Previous to the last few months I had only ridden in a hackamore once. And it was NOT a good experience to say the least! It was around six or seven years ago on my (now retired) Thoroughbred X, Oscar. He was soooo light in a French link snaffle, as a young teen (only 5’2… yes I haven’t grown since then! On a 16.1hh horse) I could school him walk, trot and canter with my pinkie. One winter he was getting quite chapped lips and rather than give him the time off I thought I’d try him bitless. We ventured into the arena and he was incredibly heavy in it. But I seemed to have steering and brakes so when my friends invited me out to tag along with them to the beach I accepted.
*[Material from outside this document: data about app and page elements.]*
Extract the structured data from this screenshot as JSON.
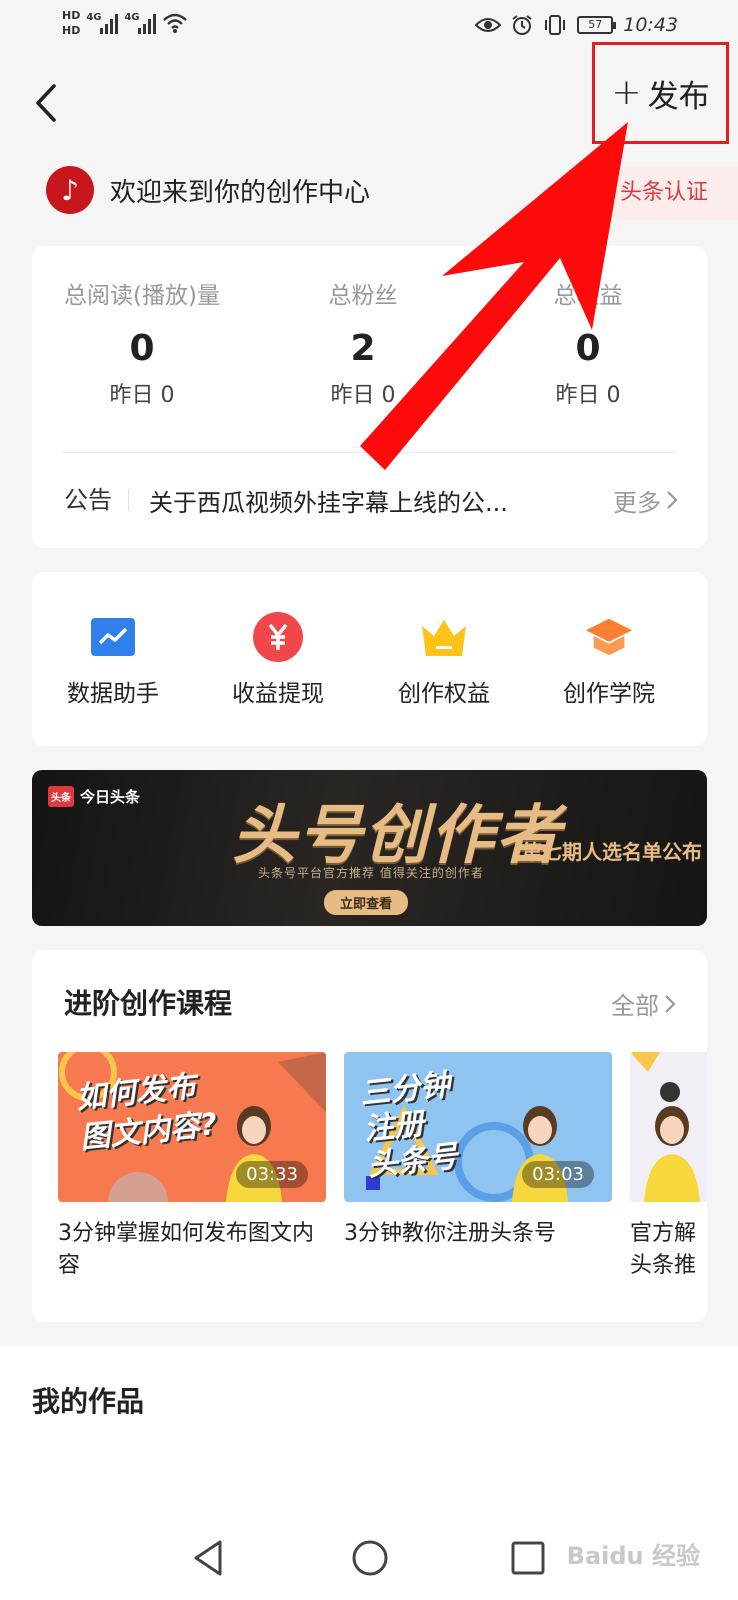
{
  "status_bar": {
    "hd1": "HD",
    "hd2": "HD",
    "net1": "4G",
    "net2": "4G",
    "battery": "57",
    "time": "10:43"
  },
  "header": {
    "publish_label": "发布"
  },
  "welcome": {
    "text": "欢迎来到你的创作中心",
    "cert_label": "头条认证",
    "avatar_letter": "♪"
  },
  "stats": [
    {
      "label": "总阅读(播放)量",
      "value": "0",
      "yesterday": "昨日 0"
    },
    {
      "label": "总粉丝",
      "value": "2",
      "yesterday": "昨日 0"
    },
    {
      "label": "总收益",
      "value": "0",
      "yesterday": "昨日 0"
    }
  ],
  "notice": {
    "tag": "公告",
    "text": "关于西瓜视频外挂字幕上线的公...",
    "more": "更多"
  },
  "tools": [
    {
      "label": "数据助手",
      "icon": "chart-icon",
      "color": "#2f80ed"
    },
    {
      "label": "收益提现",
      "icon": "yuan-icon",
      "color": "#f0474a"
    },
    {
      "label": "创作权益",
      "icon": "crown-icon",
      "color": "#ffc21a"
    },
    {
      "label": "创作学院",
      "icon": "graduation-cap-icon",
      "color": "#ff7f32"
    }
  ],
  "banner": {
    "brand": "今日头条",
    "brand_logo": "头条",
    "title": "头号创作者",
    "subtitle": "头条号平台官方推荐 值得关注的创作者",
    "button": "立即查看",
    "right_text": "第七期人选名单公布"
  },
  "courses": {
    "title": "进阶创作课程",
    "all_label": "全部",
    "items": [
      {
        "thumb_text": "如何发布\n图文内容?",
        "duration": "03:33",
        "name": "3分钟掌握如何发布图文内容",
        "bg": "#f7794f"
      },
      {
        "thumb_text": "三分钟\n注册\n头条号",
        "duration": "03:03",
        "name": "3分钟教你注册头条号",
        "bg": "#8fc3f0"
      },
      {
        "thumb_text": "",
        "duration": "",
        "name": "官方解\n头条推",
        "bg": "#f2eef5"
      }
    ]
  },
  "works": {
    "title": "我的作品"
  },
  "watermark": "Baidu 经验"
}
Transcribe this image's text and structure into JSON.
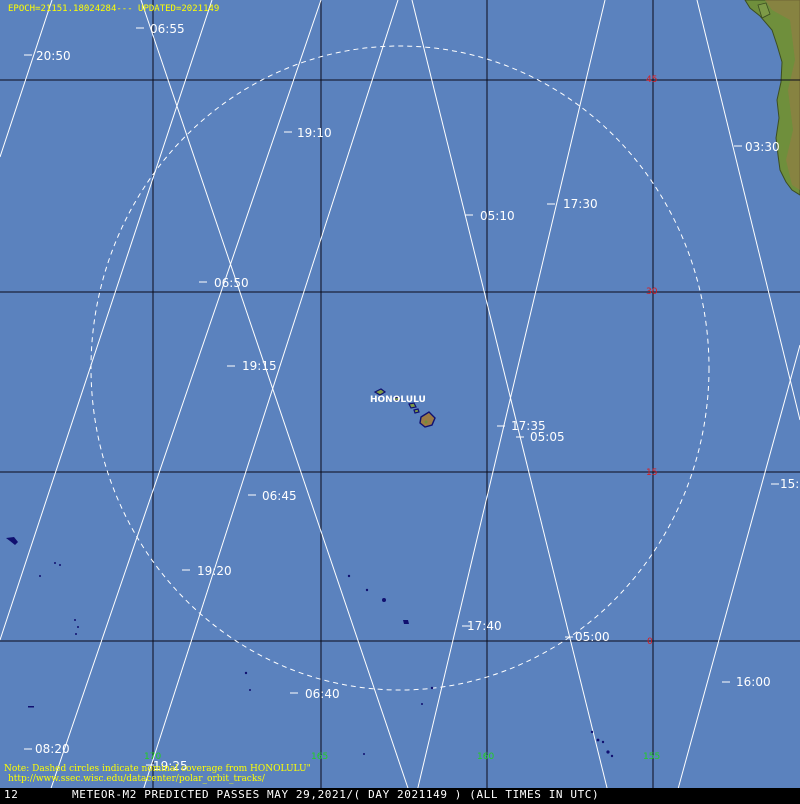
{
  "header": {
    "epoch_text": "EPOCH=21151.18024284---  UPDATED=2021149"
  },
  "city": {
    "name": "HONOLULU"
  },
  "note": {
    "line1": "Note: Dashed circles indicate nominal coverage from HONOLULU\"",
    "line2": "http://www.ssec.wisc.edu/datacenter/polar_orbit_tracks/"
  },
  "footer": {
    "left_number": "12",
    "title": "METEOR-M2 PREDICTED PASSES MAY 29,2021/( DAY 2021149 ) (ALL TIMES IN UTC)"
  },
  "grid": {
    "latitude_labels": [
      "45",
      "30",
      "15",
      "0"
    ],
    "longitude_labels": [
      "170",
      "165",
      "160",
      "155"
    ]
  },
  "track_times": [
    "06:55",
    "20:50",
    "19:10",
    "03:30",
    "17:30",
    "05:10",
    "06:50",
    "19:15",
    "17:35",
    "05:05",
    "06:45",
    "15:",
    "19:20",
    "17:40",
    "05:00",
    "06:40",
    "16:00",
    "08:20",
    "19:25"
  ],
  "colors": {
    "ocean": "#5b82be",
    "grid": "#0b0b1a",
    "track": "#ffffff",
    "latitude_label": "#e01818",
    "longitude_label": "#20d020",
    "header_text": "#ffff00",
    "land_green": "#6f8f3c",
    "land_brown": "#9a7a45",
    "island_outline": "#101070"
  },
  "coverage_circle": "dashed"
}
Well, we hit the sand and he just went. Flat. Out. Gallop. No steering. No brakes. I clung onto the neck-strap on my martingale for dear life, jumped several breakwaters, lost a stirrup and finally fell of when he swerved to head up the shingle. I vowed never again!
Then along came Micky. I feel like Micky needs a whole blog dedicated to him… which he will probably get soon! But as a quick introduction I purchased him very cheap as he had some severe behavioural issues and wouldn’t even walk on with a rider on his back as a 9yo. His previous owner had all the triggers checked. Back, eyes, teeth, feet, lameness work up… he was even scoped for ulcers. Nothing showed. We’ve overcome a lot and I won’t stick too many spoilers in here as I’m getting carried away… but the cut a long story short… I decided to try him in a hackamore. And for about a month, it was the perfect solution. He has now moved back to a bit and hacks out bitless occasionally.
After a positive experience I thought I’d try it with my number one (don’t tell the others) girl, Roo. She’s quite a sensitive mare and goes a lot from my seat, and I’d ridden her without a bridle a few times, so I thought I’d try her in the hackamore. On the flat she can become too light in the contact, draw in and become tense in the neck. I hoped that the hackamore would encourage her to take more of a contact and relax through her jaw and neck more. We’ve been toying around with it for about a month now when out hacking and jumping at home. She’s become so much happier in it! We’ve even popped 1.20m in it and went to a local unaffiliated showjuming to try her in a competitive environment with it. I found it hard to get her ‘sat up’ enough when out and about so we had 1 pole down in the 90cm and I rode better for a clear and 6th place in the 1m.
I’m unsure as to whether we’ll stick to it at competitions, especially cross country as on some tricky lines with skinnies etc I just don’t know if I’d have that last bit of input. BUT since working in the hackamore, she’s become much happier in a bit on the flat. So whether we stick to it competing or just play with it training at home…it has made a valuable difference to our training programme.
Every horse is individual and it won’t suit all of them (I know a few of mine that I wouldn’t have the balls to ride without a bit on!) but it has been a very valuable training tool. I think we should all at least give it a go… you never know what you might learn from it.